Free Cake For Every Creature: The Icing on Top of POP Montreal
Frontwoman Katie Bennett Talks Ugly Muffins and Figuring Your Shit Out
What does it mean to have your shit together? Is it showing up on time? Making your bed every morning? Actually sitting down to eat dinner? Is it inviting people over and not being ashamed of your apartment?
Who really has their shit together? Is it important—as a concept—to have one’s shit together, or is just a fallacy that we’ve made up in order to shame ourselves into thinking that we could be doing “better?”
In any case, this is the kind of the thing that American band Free Cake for Every Creature address with their lo-fi, indie-pop tunes.
They were in our fine, somewhat dirty—but somehow always lovely—city for POP Montreal’s 15th edition.
It’s a crisp fall day in Jean Talon when I go to meet Katie Bennett. The sun’s rays warm my face as I stroll up to the light brown station wagon parked on St. Laurent St. Bennett is sitting in the front seat, packets of Advil strewn around her feet.
She smiles as she opens the car door. “I’m kind of sick,” she tells me. We agree on walking through Jarry Park to find a nice place to chat.
Bennett is the singer, guitar player, and songwriter in the charming foursome that is Free Cake for Every Creature. “I’m also the manager and tour booker,” she trailed on. “I do it all.”
The band is currently on tour with Diet Cig, a duo from New Paltz, New York. The two bands played at Le Ritz last Saturday, along with Nancy Pants and Silver Dapple.
Free Cake is reminiscent of those days when you feel kinda bummy, but are overall still pretty happy—you know? If you like the Juno soundtrack or artists such as Frankie Cosmos, you’d probably be into this band. They have a D.I.Y. vibe, and Bennett’s pitchy voice paired with hilariously relatable lyrics and summery chillin-in-the-van beats just makes for one of the cutest bands you’ll ever find.
Free Cake for Every Creature is a pretty unique band name—it paints a picture, for sure. But Bennett doesn’t remember where it came from. “I’m sure veganism has something to do with it,” she said.

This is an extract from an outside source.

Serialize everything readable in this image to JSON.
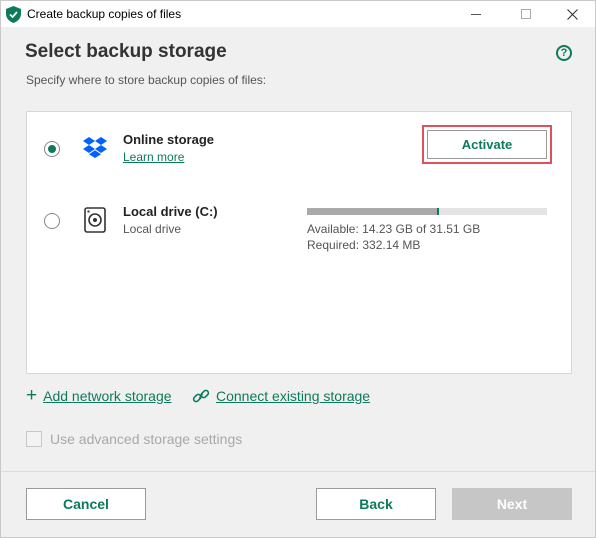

But more broadly, she said, it has to do with being inclusive. “Creatures” implies all beings—animals and humans alike.
“So would you give free cake to all the creatures?” I asked.
She laughs. “Well, not if the person has diabetes or something. I wouldn’t give a dog chocolate.”
“I wouldn’t give a dog chocolate“— Katie Bennett, Free Cake For Every Creature
Like many of us, Bennett is a student. We’ve all come to know that balancing our education with what we actually want to be doing can be challenging, to say the least.
“I’m in grad school for creative writing, which is definitely cool,” the musician said. “Last year, I was definitely trying to prioritize school—it would still be nice to be a professor one day—but recently I am focused on music over school, so I’m missing some classes to be on this tour. And that feels better [for me] right now.”
She absentmindedly twirled a piece of grass between her fingers before stopping to think for a moment. Bennett admits that her college days were all over the place, and for a couple years, life was a bit hectic.
She recalled being 20 and selling her flute to buy a guitar. “Even though my parents bought me that flute, I was like ‘fuck it.’ I’ve always really wanted to play music, but [until then] it was never something I thought I could seriously do.”
“School and writing at least […] it’s more professional. You can totally be a writer,” she laughed. “That’s like, a legit job.”
Bennett also explained that a lack of female musicians in her life added to her doubts. “I just didn’t know any women who played music. And everyone that I did know was a really advanced dude. I felt really alone for a lot of it—but then I found comfort on the Internet.”
Off of their latest record, Talking Quietly of Anything With You, there are a few lyrics that really speak to me. But one song, “All you’ve gotta be when you’re 23 is yourself” asks what it really means to have your shit together.
“I mean, it’s definitely not important to worry about [getting it together] as much as we do,” Bennett started. “Where I grew up, you needed to have a career, things had to be stable, it was a little—quite—uptight.” Bennett went to boarding school in Upstate New York.
“But it’s definitely important to support yourself and take care of yourself financially,” Bennet said. “But you can do that. People do that and live and survive everyday.”
Despite feeling under the weather, Free Cake’s show at Le Ritz went smoothly. They played some new tracks, some old tracks, and overall their set was playful and welcoming—drawing the crowd of young and hips closer to the stage.
Free Cake’s most recent record is totally rad—an embodiment of millennial feelings towards love, life, work and dreams. Bennett sings about baking lopsided muffins and being too embarrassed to give them to her friends. So consequently, she eats muffins for dinner.
On her weird, quirky song subjects, Bennett explained that she didn’t really have much intention, but was just exploring her realm of playful songwriting. Now she’s looking to dig deeper—perhaps on the next record.
“How do I sing about the things I think about everyday? Like my body, and how do I sing about anger? I’m trying to push myself a little more recently, and explore things with more intention—but in a way that doesn’t negate my weird instincts.”